### Directions
Read through the data, and wherever a line holds the word "this", write that line out.

[Records contained in a dataset]
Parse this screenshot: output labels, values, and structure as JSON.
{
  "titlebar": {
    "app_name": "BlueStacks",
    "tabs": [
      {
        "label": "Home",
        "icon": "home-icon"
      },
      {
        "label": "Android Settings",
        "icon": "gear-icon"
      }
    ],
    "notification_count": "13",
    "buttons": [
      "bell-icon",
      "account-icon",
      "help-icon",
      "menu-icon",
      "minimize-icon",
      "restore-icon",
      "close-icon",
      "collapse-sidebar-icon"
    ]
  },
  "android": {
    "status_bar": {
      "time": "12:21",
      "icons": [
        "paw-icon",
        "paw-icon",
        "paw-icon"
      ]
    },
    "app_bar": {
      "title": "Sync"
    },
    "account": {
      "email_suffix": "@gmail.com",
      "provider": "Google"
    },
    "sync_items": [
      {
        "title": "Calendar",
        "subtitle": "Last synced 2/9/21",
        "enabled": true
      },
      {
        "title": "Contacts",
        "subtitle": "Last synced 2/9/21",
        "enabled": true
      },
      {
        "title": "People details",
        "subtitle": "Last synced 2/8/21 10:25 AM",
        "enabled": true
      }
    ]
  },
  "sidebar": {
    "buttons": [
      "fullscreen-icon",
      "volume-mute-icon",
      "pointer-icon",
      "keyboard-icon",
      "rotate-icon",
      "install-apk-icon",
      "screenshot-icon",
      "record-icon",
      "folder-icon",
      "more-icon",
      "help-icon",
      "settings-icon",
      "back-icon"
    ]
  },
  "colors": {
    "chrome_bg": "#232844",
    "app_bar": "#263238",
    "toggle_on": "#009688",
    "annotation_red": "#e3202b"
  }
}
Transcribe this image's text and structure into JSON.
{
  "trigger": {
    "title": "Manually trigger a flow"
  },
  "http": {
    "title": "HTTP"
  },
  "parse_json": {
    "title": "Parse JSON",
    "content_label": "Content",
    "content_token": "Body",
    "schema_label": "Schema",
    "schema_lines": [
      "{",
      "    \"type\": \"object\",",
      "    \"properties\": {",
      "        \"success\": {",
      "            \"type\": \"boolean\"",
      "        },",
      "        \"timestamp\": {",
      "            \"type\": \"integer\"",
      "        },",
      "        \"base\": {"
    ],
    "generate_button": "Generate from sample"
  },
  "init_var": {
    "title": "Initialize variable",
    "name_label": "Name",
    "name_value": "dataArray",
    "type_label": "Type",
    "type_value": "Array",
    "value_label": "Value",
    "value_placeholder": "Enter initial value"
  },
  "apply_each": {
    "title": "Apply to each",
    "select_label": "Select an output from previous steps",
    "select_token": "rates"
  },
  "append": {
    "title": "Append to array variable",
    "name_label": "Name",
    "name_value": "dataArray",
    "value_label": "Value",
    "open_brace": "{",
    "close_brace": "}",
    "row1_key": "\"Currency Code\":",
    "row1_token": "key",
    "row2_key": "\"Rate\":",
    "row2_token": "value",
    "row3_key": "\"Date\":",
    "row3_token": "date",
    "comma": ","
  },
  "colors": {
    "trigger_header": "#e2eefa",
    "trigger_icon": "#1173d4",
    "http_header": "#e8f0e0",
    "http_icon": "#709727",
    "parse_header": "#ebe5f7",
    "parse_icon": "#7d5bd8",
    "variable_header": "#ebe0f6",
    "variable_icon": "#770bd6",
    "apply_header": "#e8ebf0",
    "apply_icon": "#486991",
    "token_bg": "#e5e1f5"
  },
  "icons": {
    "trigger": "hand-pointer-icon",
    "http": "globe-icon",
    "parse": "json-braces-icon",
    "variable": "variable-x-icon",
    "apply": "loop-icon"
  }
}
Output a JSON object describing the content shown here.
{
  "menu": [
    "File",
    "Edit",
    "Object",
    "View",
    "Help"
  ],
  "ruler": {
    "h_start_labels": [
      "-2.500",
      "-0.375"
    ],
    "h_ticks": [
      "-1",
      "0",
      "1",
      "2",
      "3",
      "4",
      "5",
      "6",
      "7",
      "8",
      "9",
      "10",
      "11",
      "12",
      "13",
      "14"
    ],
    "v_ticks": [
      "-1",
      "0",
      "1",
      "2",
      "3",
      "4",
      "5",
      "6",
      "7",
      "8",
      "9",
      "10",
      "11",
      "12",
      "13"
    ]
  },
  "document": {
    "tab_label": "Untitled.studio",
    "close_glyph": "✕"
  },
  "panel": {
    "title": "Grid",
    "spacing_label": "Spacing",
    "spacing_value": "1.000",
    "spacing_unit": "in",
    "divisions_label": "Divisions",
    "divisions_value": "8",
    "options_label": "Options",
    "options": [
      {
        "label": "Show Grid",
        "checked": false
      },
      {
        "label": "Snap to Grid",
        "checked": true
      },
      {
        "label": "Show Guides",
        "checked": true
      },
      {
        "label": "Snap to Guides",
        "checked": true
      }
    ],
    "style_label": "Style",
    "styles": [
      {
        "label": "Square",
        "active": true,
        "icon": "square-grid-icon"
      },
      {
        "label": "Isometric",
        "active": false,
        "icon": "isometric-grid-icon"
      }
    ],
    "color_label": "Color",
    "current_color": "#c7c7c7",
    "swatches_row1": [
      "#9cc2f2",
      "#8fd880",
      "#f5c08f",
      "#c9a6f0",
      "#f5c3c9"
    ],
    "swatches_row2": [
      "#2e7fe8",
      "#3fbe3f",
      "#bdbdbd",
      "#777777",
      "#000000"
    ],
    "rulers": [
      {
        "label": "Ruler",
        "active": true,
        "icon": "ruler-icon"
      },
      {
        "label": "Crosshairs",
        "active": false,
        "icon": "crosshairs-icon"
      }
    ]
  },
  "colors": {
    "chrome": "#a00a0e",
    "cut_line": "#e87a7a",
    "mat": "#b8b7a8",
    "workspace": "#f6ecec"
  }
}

### Output of the task
Parse this screenshot: output labels, values, and structure as JSON.
Transcribe this image's text and structure into JSON.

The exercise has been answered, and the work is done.